How will PRX-112 work? It might sound a little far-fetched, but if Protalix has its way patients will actually drink their daily dose of medication.

Swallowing a pill is more fun than using a needle, but drinking your medicine has to top the list. Source: Protalix

The secret sauce of the therapy is genetically engineered carrot cells, which express the enzyme at the heart of the therapy and naturally encapsulate it within their plant cell walls (it's all part of the novel manufacturing process). Since plant cell walls are comprised of cellulose, the enzyme is shielded from the digestive tract and can successfully pass and attach to the mucosal lining of the intestine. If successful, similar technology could be used to develop oral formulations of other ERTs for other diseases -- potentially worth billions of dollars per year. Who would've thought something as "simple" as carrot cells could have the potential to revolutionize this branch of medicine?

Market competition
Protalix isn't the only company looking to develop an oral treatment for Gaucher disease -- nor even the most advanced -- but it can still be first to market an oral ERT. Earlier this year, Sanofi announced that its novel glucosylceramide analog eliglustat tartrate met all primary endpoints in the phase 3 Engage and Encore trials.

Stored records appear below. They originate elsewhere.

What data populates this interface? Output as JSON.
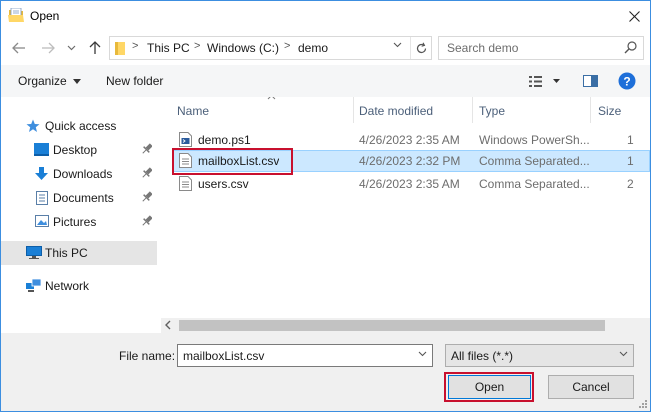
{
  "window": {
    "title": "Open",
    "icons": {
      "app": "open-folder-icon",
      "close": "close-icon"
    }
  },
  "navigation": {
    "icons": [
      "back-arrow-icon",
      "forward-arrow-icon",
      "recent-chevron-icon",
      "up-arrow-icon"
    ],
    "breadcrumb": [
      "This PC",
      "Windows (C:)",
      "demo"
    ],
    "search_placeholder": "Search demo"
  },
  "toolbar": {
    "organize_label": "Organize",
    "new_folder_label": "New folder",
    "icons": [
      "view-options-icon",
      "preview-pane-icon",
      "help-icon"
    ]
  },
  "nav_pane": {
    "items": [
      {
        "label": "Quick access",
        "icon": "star-icon"
      },
      {
        "label": "Desktop",
        "icon": "desktop-icon",
        "pinned": true
      },
      {
        "label": "Downloads",
        "icon": "download-icon",
        "pinned": true
      },
      {
        "label": "Documents",
        "icon": "documents-icon",
        "pinned": true
      },
      {
        "label": "Pictures",
        "icon": "pictures-icon",
        "pinned": true
      },
      {
        "label": "This PC",
        "icon": "computer-icon",
        "selected": true
      },
      {
        "label": "Network",
        "icon": "network-icon"
      }
    ]
  },
  "file_list": {
    "columns": [
      "Name",
      "Date modified",
      "Type",
      "Size"
    ],
    "rows": [
      {
        "name": "demo.ps1",
        "date": "4/26/2023 2:35 AM",
        "type": "Windows PowerSh...",
        "size": "1",
        "icon": "powershell-script-icon"
      },
      {
        "name": "mailboxList.csv",
        "date": "4/26/2023 2:32 PM",
        "type": "Comma Separated...",
        "size": "1",
        "icon": "csv-file-icon",
        "selected": true,
        "highlighted": true
      },
      {
        "name": "users.csv",
        "date": "4/26/2023 2:35 AM",
        "type": "Comma Separated...",
        "size": "2",
        "icon": "csv-file-icon"
      }
    ]
  },
  "footer": {
    "file_name_label": "File name:",
    "file_name_value": "mailboxList.csv",
    "file_type_value": "All files (*.*)",
    "open_label": "Open",
    "cancel_label": "Cancel"
  },
  "colors": {
    "window_border": "#3c8ee0",
    "selection_bg": "#cce8ff",
    "selection_border": "#99d1ff",
    "highlight_red": "#c8102e",
    "help_blue": "#1e6fd9",
    "folder_yellow": "#ffd766"
  }
}
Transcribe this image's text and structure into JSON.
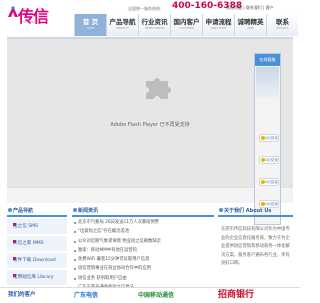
{
  "brand": {
    "name": "传信",
    "tagline": "CHUANXIN"
  },
  "header": {
    "hotline_label": "全国统一服务热线:",
    "hotline_number": "400-160-6388",
    "top_links": "常见问题 | 联系我们 | 客户"
  },
  "nav": [
    {
      "label": "首 页",
      "sub": "HOME",
      "active": true
    },
    {
      "label": "产品导航",
      "sub": "PRODUCT",
      "active": false
    },
    {
      "label": "行业资讯",
      "sub": "NEWS CENTER",
      "active": false
    },
    {
      "label": "国内客户",
      "sub": "CUSTOMER",
      "active": false
    },
    {
      "label": "申请流程",
      "sub": "APPLY FLOW",
      "active": false
    },
    {
      "label": "诚聘精英",
      "sub": "JOBS",
      "active": false
    },
    {
      "label": "联系",
      "sub": "CONTACT",
      "active": false
    }
  ],
  "banner": {
    "message": "Adobe Flash Player 已不再受支持"
  },
  "service": {
    "title": "在线客服",
    "qq": [
      "QQ交谈",
      "QQ交谈",
      "QQ交谈",
      "QQ交谈"
    ]
  },
  "products": {
    "title": "产品导航",
    "items": [
      "短之信 SMS",
      "彩信之家 MMS",
      "软件下载 Download",
      "常用短信库 Library"
    ]
  },
  "news": {
    "title": "新闻资讯",
    "items": [
      "北京市气象局 26日发送11万人次暴雨预警",
      "\"垃圾短之信\"存在概念差池",
      "公众对近期气象谣诼增 物业短之信刷数缺走",
      "独家：移动MM中有他在运营的",
      "免费WiFi 蕃客15分钟可玩取用户信息",
      "短信营销事业在商业协同合作中的应用",
      "短信业务 获利取用户自由",
      "广东东莞开通手机短之信停法"
    ]
  },
  "about": {
    "title": "关于我们 About Us",
    "body": "东莞市传信科技有限公司作为中国专业的企业信息化服务商，致力于为企业提供短信营销及移动商务一体化解决方案，服务客户遍布各行业，享有良好口碑。"
  },
  "customers": {
    "title": "我们的客户",
    "logos": [
      "广东电信",
      "中国移动通信",
      "招商银行"
    ]
  }
}
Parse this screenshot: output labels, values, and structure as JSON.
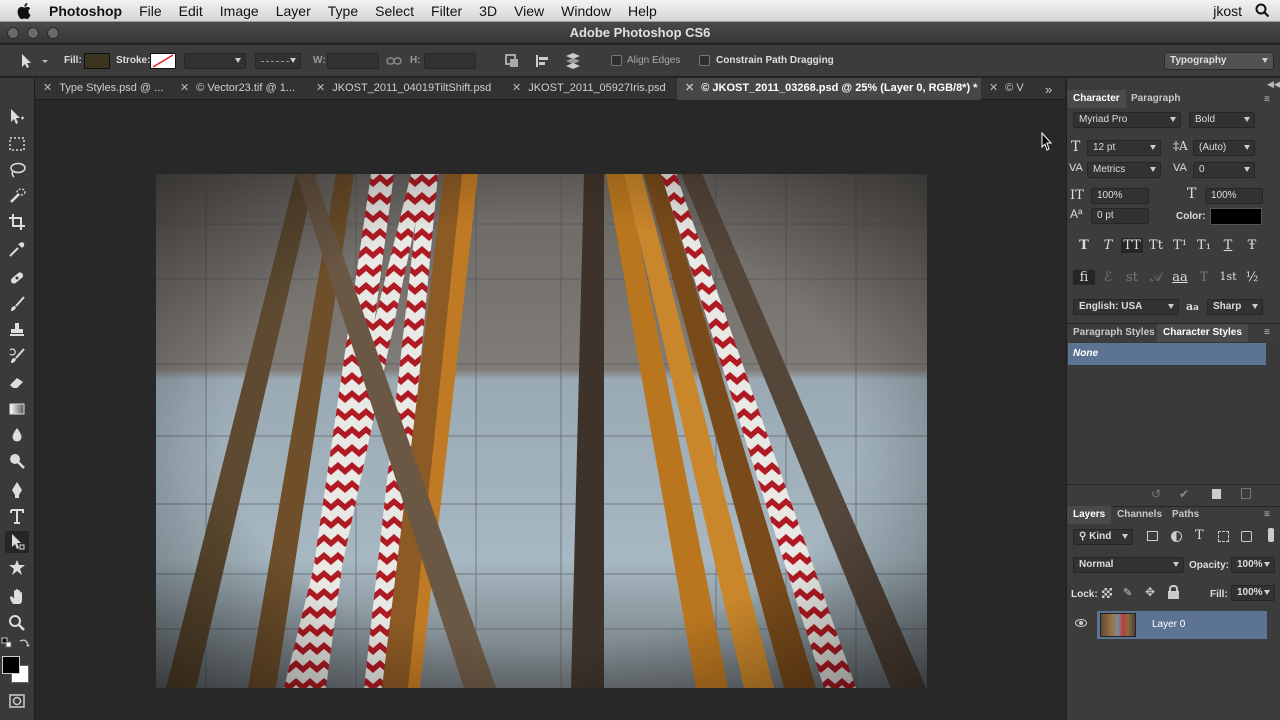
{
  "menubar": {
    "app_name": "Photoshop",
    "items": [
      "File",
      "Edit",
      "Image",
      "Layer",
      "Type",
      "Select",
      "Filter",
      "3D",
      "View",
      "Window",
      "Help"
    ],
    "user": "jkost"
  },
  "window": {
    "title": "Adobe Photoshop CS6"
  },
  "options": {
    "fill_label": "Fill:",
    "stroke_label": "Stroke:",
    "w_label": "W:",
    "h_label": "H:",
    "align_edges": "Align Edges",
    "constrain": "Constrain Path Dragging",
    "workspace": "Typography",
    "fill_color": "#3a3420"
  },
  "tabs": [
    {
      "label": "Type Styles.psd @ ..."
    },
    {
      "label": "© Vector23.tif @ 1..."
    },
    {
      "label": "JKOST_2011_04019TiltShift.psd"
    },
    {
      "label": "JKOST_2011_05927Iris.psd"
    },
    {
      "label": "© JKOST_2011_03268.psd @ 25% (Layer 0, RGB/8*) *"
    },
    {
      "label": "© V"
    }
  ],
  "character": {
    "tab_character": "Character",
    "tab_paragraph": "Paragraph",
    "font_family": "Myriad Pro",
    "font_style": "Bold",
    "size": "12 pt",
    "leading": "(Auto)",
    "kerning": "Metrics",
    "tracking": "0",
    "vscale": "100%",
    "hscale": "100%",
    "baseline": "0 pt",
    "color_label": "Color:",
    "language": "English: USA",
    "aa_label": "a",
    "antialias": "Sharp",
    "style_buttons": [
      "T",
      "T",
      "TT",
      "Tt",
      "T¹",
      "T₁",
      "T",
      "Ŧ"
    ],
    "opentype_buttons": [
      "fi",
      "ℰ",
      "st",
      "𝒜",
      "aa",
      "T",
      "1st",
      "½"
    ]
  },
  "styles_panel": {
    "tab_paragraph_styles": "Paragraph Styles",
    "tab_character_styles": "Character Styles",
    "selected": "None"
  },
  "layers": {
    "tab_layers": "Layers",
    "tab_channels": "Channels",
    "tab_paths": "Paths",
    "kind": "Kind",
    "blend": "Normal",
    "opacity_label": "Opacity:",
    "opacity": "100%",
    "lock_label": "Lock:",
    "fill_label": "Fill:",
    "fill": "100%",
    "layer_name": "Layer 0"
  }
}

The Encore trial is of particular importance to Protalix investors. The study compared the analog to Cerezyme and successfully demonstrated that it was statistically non-inferior to the ERT, meaning patients remained stable in four measurable parameters for one year. However, 84% of patients taking eliglustat tartrate achieved stability, compared to 94% of those taking Cerezyme. Why does this matter?

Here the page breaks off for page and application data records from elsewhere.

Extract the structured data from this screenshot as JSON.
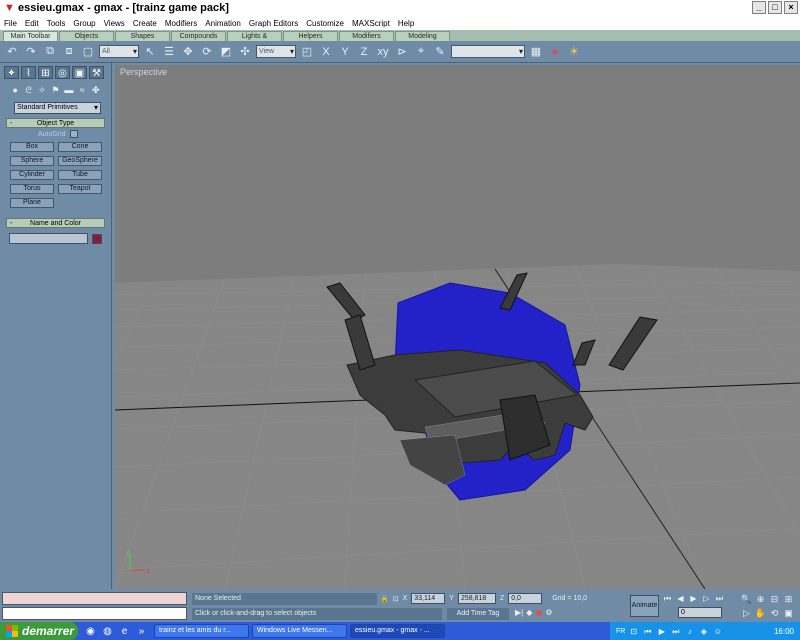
{
  "window": {
    "title": "essieu.gmax - gmax - [trainz game pack]",
    "controls": [
      "_",
      "□",
      "×"
    ]
  },
  "menu": [
    "File",
    "Edit",
    "Tools",
    "Group",
    "Views",
    "Create",
    "Modifiers",
    "Animation",
    "Graph Editors",
    "Customize",
    "MAXScript",
    "Help"
  ],
  "tabs": [
    "Main Toolbar",
    "Objects",
    "Shapes",
    "Compounds",
    "Lights & Cameras",
    "Helpers",
    "Modifiers",
    "Modeling"
  ],
  "toolbar": {
    "filter_value": "All",
    "refcoord_value": "View",
    "named_sel_value": ""
  },
  "command_panel": {
    "category_value": "Standard Primitives",
    "object_type": {
      "header": "Object Type",
      "autogrid_label": "AutoGrid",
      "buttons": [
        "Box",
        "Cone",
        "Sphere",
        "GeoSphere",
        "Cylinder",
        "Tube",
        "Torus",
        "Teapot",
        "Plane"
      ]
    },
    "name_color": {
      "header": "Name and Color",
      "name_value": "",
      "color": "#8a1a3b"
    }
  },
  "viewport": {
    "label": "Perspective"
  },
  "status": {
    "selection": "None Selected",
    "hint": "Click or click-and-drag to select objects",
    "x_label": "X",
    "x_value": "33,114",
    "y_label": "Y",
    "y_value": "258,818",
    "z_label": "Z",
    "z_value": "0,0",
    "grid": "Grid = 10,0",
    "add_time_tag": "Add Time Tag",
    "animate": "Animate",
    "frame_value": "0"
  },
  "taskbar": {
    "start": "demarrer",
    "tasks": [
      "trainz et les amis du r...",
      "Windows Live Messen...",
      "essieu.gmax - gmax - ..."
    ],
    "lang": "FR",
    "clock": "16:00"
  }
}
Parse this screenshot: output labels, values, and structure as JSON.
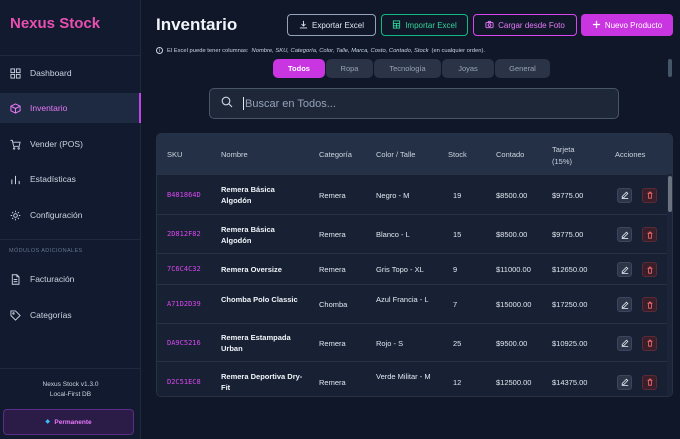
{
  "app": {
    "brand": "Nexus Stock",
    "version": "Nexus Stock v1.3.0",
    "db": "Local-First DB",
    "license": "Permanente"
  },
  "sidebar": {
    "items": [
      {
        "label": "Dashboard",
        "icon": "grid-icon"
      },
      {
        "label": "Inventario",
        "icon": "box-icon"
      },
      {
        "label": "Vender (POS)",
        "icon": "cart-icon"
      },
      {
        "label": "Estadísticas",
        "icon": "bar-chart-icon"
      },
      {
        "label": "Configuración",
        "icon": "gear-icon"
      }
    ],
    "section_label": "MÓDULOS ADICIONALES",
    "extra_items": [
      {
        "label": "Facturación",
        "icon": "document-icon"
      },
      {
        "label": "Categorías",
        "icon": "tag-icon"
      }
    ]
  },
  "header": {
    "title": "Inventario",
    "buttons": {
      "export": "Exportar Excel",
      "import": "Importar Excel",
      "photo": "Cargar desde Foto",
      "new": "Nuevo Producto"
    },
    "hint_prefix": "El Excel puede tener columnas:",
    "hint_columns": "Nombre, SKU, Categoría, Color, Talle, Marca, Costo, Contado, Stock",
    "hint_suffix": "(en cualquier orden)."
  },
  "tabs": [
    "Todos",
    "Ropa",
    "Tecnología",
    "Joyas",
    "General"
  ],
  "active_tab": "Todos",
  "search": {
    "placeholder": "Buscar en Todos...",
    "value": ""
  },
  "table": {
    "headers": [
      "SKU",
      "Nombre",
      "Categoría",
      "Color / Talle",
      "Stock",
      "Contado",
      "Tarjeta\n(15%)",
      "Acciones"
    ],
    "rows": [
      {
        "sku": "B481864D",
        "name": "Remera Básica Algodón",
        "category": "Remera",
        "color": "Negro - M",
        "stock": "19",
        "cash": "$8500.00",
        "card": "$9775.00"
      },
      {
        "sku": "2D812F82",
        "name": "Remera Básica Algodón",
        "category": "Remera",
        "color": "Blanco - L",
        "stock": "15",
        "cash": "$8500.00",
        "card": "$9775.00"
      },
      {
        "sku": "7C6C4C32",
        "name": "Remera Oversize",
        "category": "Remera",
        "color": "Gris Topo - XL",
        "stock": "9",
        "cash": "$11000.00",
        "card": "$12650.00"
      },
      {
        "sku": "A71D2D39",
        "name": "Chomba Polo Classic",
        "category": "Chomba",
        "color": "Azul Francia - L",
        "stock": "7",
        "cash": "$15000.00",
        "card": "$17250.00"
      },
      {
        "sku": "DA9C5216",
        "name": "Remera Estampada Urban",
        "category": "Remera",
        "color": "Rojo - S",
        "stock": "25",
        "cash": "$9500.00",
        "card": "$10925.00"
      },
      {
        "sku": "D2C51EC8",
        "name": "Remera Deportiva Dry-Fit",
        "category": "Remera",
        "color": "Verde Militar - M",
        "stock": "12",
        "cash": "$12500.00",
        "card": "$14375.00"
      }
    ]
  },
  "colors": {
    "accent": "#c935e0",
    "sku": "#d946ef",
    "import": "#10b981",
    "background": "#0f1729"
  }
}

The analog partially inhibits enzymes in the body responsible for producing the fatty acid glucosylceramide, which builds up in the cells and tissues of Gaucher patients. It is not classified as an ERT. By contrast, PRX-112 is an oral formulation of Elelyso, which gives patients working copies of the enzyme responsible for breaking down the fatty acid glucosylceramide. If treatments using carrot cells as a novel delivery mechanism for enzymes can show comparable effectiveness to other ERTs -- closer than the 10% gap between eliglustat tartrate and Cerezyme -- then Protalix could provide market-leading convenience and effectiveness for Gaucher patients. How's that for an encore?

Foolish bottom line
PRX-112 is certainly an integral part of the future of Protalix. It could prove that carrot cells can act as a delivery platform for oral ERT therapies, further prove the company's technology platform, and revolutionize the Gaucher disease market for patients. I don't think it's out of the question for Pfizer to partner with and provide funding to Protalix for the program, since the two are already wrestling market share away from Shire and Sanofi with Elelyso. And if Pfizer ever thought about acquiring the novel manufacturing platform developed by Protalix, PRX-112 may be the drug that opens the checkbook.